(App and web page records)
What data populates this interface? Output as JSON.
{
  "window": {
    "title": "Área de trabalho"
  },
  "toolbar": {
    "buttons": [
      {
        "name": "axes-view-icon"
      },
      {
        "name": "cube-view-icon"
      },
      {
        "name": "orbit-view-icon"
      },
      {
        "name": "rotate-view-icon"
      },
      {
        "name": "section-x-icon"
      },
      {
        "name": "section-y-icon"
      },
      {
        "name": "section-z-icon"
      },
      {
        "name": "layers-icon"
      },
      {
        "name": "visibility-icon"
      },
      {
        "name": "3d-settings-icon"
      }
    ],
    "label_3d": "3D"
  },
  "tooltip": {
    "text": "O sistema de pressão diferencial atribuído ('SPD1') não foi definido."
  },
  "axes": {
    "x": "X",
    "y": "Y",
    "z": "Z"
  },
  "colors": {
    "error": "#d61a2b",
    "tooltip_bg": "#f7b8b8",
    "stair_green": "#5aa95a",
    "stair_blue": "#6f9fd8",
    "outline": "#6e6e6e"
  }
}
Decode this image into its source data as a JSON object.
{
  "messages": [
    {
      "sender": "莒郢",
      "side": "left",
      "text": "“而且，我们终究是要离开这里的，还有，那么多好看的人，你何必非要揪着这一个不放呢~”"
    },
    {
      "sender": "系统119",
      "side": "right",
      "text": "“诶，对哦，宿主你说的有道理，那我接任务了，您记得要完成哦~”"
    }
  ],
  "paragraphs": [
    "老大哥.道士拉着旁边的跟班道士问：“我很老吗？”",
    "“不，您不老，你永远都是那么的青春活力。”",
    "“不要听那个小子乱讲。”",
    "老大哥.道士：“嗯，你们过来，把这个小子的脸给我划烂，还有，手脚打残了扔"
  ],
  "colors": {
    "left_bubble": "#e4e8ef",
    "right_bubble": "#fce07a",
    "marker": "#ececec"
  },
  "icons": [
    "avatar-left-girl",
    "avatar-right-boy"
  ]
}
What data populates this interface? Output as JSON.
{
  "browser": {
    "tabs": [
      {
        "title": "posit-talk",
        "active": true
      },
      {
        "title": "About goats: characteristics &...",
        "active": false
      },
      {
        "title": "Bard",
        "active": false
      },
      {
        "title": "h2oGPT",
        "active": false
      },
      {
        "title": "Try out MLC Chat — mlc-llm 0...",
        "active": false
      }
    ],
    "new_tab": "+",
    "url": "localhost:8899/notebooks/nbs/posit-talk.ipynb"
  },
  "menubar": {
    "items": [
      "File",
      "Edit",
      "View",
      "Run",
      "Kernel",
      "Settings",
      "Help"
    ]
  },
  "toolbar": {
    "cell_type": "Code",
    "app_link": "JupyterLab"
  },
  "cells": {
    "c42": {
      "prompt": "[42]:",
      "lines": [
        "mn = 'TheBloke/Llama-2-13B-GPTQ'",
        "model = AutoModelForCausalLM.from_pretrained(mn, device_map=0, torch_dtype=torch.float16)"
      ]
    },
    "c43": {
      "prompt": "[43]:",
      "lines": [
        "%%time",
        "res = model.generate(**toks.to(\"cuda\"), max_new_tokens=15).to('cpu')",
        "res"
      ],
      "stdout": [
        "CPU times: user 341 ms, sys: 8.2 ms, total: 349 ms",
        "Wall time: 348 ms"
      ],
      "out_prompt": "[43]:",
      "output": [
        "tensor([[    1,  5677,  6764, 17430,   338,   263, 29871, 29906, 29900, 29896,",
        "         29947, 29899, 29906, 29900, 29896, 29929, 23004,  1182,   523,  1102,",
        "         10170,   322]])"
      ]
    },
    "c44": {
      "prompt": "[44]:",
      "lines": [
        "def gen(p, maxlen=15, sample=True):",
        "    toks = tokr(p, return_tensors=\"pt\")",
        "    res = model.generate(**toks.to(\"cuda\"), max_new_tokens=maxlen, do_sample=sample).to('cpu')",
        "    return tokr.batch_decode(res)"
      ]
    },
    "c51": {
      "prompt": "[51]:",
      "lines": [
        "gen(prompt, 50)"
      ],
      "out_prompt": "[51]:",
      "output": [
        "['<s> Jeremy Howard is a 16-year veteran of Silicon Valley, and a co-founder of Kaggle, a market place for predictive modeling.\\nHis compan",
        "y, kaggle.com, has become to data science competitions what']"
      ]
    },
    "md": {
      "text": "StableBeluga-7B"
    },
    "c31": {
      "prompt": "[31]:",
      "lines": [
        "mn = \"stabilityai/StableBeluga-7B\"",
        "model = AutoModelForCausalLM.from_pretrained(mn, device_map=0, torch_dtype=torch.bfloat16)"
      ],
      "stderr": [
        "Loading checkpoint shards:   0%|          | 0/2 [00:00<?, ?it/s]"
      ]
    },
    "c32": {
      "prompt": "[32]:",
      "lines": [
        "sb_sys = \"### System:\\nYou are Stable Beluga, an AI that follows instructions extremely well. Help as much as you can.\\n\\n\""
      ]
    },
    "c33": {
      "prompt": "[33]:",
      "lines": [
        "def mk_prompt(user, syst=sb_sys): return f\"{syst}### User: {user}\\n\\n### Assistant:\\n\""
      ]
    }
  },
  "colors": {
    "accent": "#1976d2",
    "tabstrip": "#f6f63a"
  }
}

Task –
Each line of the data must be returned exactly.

Response to the exercise –
What data populates this interface? Output as JSON.
{
  "window": {
    "title": "Área de trabalho"
  },
  "toolbar": {
    "buttons": [
      {
        "name": "axes-view-icon"
      },
      {
        "name": "cube-view-icon"
      },
      {
        "name": "orbit-view-icon"
      },
      {
        "name": "rotate-view-icon"
      },
      {
        "name": "section-x-icon"
      },
      {
        "name": "section-y-icon"
      },
      {
        "name": "section-z-icon"
      },
      {
        "name": "layers-icon"
      },
      {
        "name": "visibility-icon"
      },
      {
        "name": "3d-settings-icon"
      }
    ],
    "label_3d": "3D"
  },
  "tooltip": {
    "text": "O sistema de pressão diferencial atribuído ('SPD1') não foi definido."
  },
  "axes": {
    "x": "X",
    "y": "Y",
    "z": "Z"
  },
  "colors": {
    "error": "#d61a2b",
    "tooltip_bg": "#f7b8b8",
    "stair_green": "#5aa95a",
    "stair_blue": "#6f9fd8",
    "outline": "#6e6e6e"
  }
}
Decode this image into its source data as a JSON object.
{
  "messages": [
    {
      "sender": "莒郢",
      "side": "left",
      "text": "“而且，我们终究是要离开这里的，还有，那么多好看的人，你何必非要揪着这一个不放呢~”"
    },
    {
      "sender": "系统119",
      "side": "right",
      "text": "“诶，对哦，宿主你说的有道理，那我接任务了，您记得要完成哦~”"
    }
  ],
  "paragraphs": [
    "老大哥.道士拉着旁边的跟班道士问：“我很老吗？”",
    "“不，您不老，你永远都是那么的青春活力。”",
    "“不要听那个小子乱讲。”",
    "老大哥.道士：“嗯，你们过来，把这个小子的脸给我划烂，还有，手脚打残了扔"
  ],
  "colors": {
    "left_bubble": "#e4e8ef",
    "right_bubble": "#fce07a",
    "marker": "#ececec"
  },
  "icons": [
    "avatar-left-girl",
    "avatar-right-boy"
  ]
}
What data populates this interface? Output as JSON.
{
  "browser": {
    "tabs": [
      {
        "title": "posit-talk",
        "active": true
      },
      {
        "title": "About goats: characteristics &...",
        "active": false
      },
      {
        "title": "Bard",
        "active": false
      },
      {
        "title": "h2oGPT",
        "active": false
      },
      {
        "title": "Try out MLC Chat — mlc-llm 0...",
        "active": false
      }
    ],
    "new_tab": "+",
    "url": "localhost:8899/notebooks/nbs/posit-talk.ipynb"
  },
  "menubar": {
    "items": [
      "File",
      "Edit",
      "View",
      "Run",
      "Kernel",
      "Settings",
      "Help"
    ]
  },
  "toolbar": {
    "cell_type": "Code",
    "app_link": "JupyterLab"
  },
  "cells": {
    "c42": {
      "prompt": "[42]:",
      "lines": [
        "mn = 'TheBloke/Llama-2-13B-GPTQ'",
        "model = AutoModelForCausalLM.from_pretrained(mn, device_map=0, torch_dtype=torch.float16)"
      ]
    },
    "c43": {
      "prompt": "[43]:",
      "lines": [
        "%%time",
        "res = model.generate(**toks.to(\"cuda\"), max_new_tokens=15).to('cpu')",
        "res"
      ],
      "stdout": [
        "CPU times: user 341 ms, sys: 8.2 ms, total: 349 ms",
        "Wall time: 348 ms"
      ],
      "out_prompt": "[43]:",
      "output": [
        "tensor([[    1,  5677,  6764, 17430,   338,   263, 29871, 29906, 29900, 29896,",
        "         29947, 29899, 29906, 29900, 29896, 29929, 23004,  1182,   523,  1102,",
        "         10170,   322]])"
      ]
    },
    "c44": {
      "prompt": "[44]:",
      "lines": [
        "def gen(p, maxlen=15, sample=True):",
        "    toks = tokr(p, return_tensors=\"pt\")",
        "    res = model.generate(**toks.to(\"cuda\"), max_new_tokens=maxlen, do_sample=sample).to('cpu')",
        "    return tokr.batch_decode(res)"
      ]
    },
    "c51": {
      "prompt": "[51]:",
      "lines": [
        "gen(prompt, 50)"
      ],
      "out_prompt": "[51]:",
      "output": [
        "['<s> Jeremy Howard is a 16-year veteran of Silicon Valley, and a co-founder of Kaggle, a market place for predictive modeling.\\nHis compan",
        "y, kaggle.com, has become to data science competitions what']"
      ]
    },
    "md": {
      "text": "StableBeluga-7B"
    },
    "c31": {
      "prompt": "[31]:",
      "lines": [
        "mn = \"stabilityai/StableBeluga-7B\"",
        "model = AutoModelForCausalLM.from_pretrained(mn, device_map=0, torch_dtype=torch.bfloat16)"
      ],
      "stderr": [
        "Loading checkpoint shards:   0%|          | 0/2 [00:00<?, ?it/s]"
      ]
    },
    "c32": {
      "prompt": "[32]:",
      "lines": [
        "sb_sys = \"### System:\\nYou are Stable Beluga, an AI that follows instructions extremely well. Help as much as you can.\\n\\n\""
      ]
    },
    "c33": {
      "prompt": "[33]:",
      "lines": [
        "def mk_prompt(user, syst=sb_sys): return f\"{syst}### User: {user}\\n\\n### Assistant:\\n\""
      ]
    }
  },
  "colors": {
    "accent": "#1976d2",
    "tabstrip": "#f6f63a"
  }
}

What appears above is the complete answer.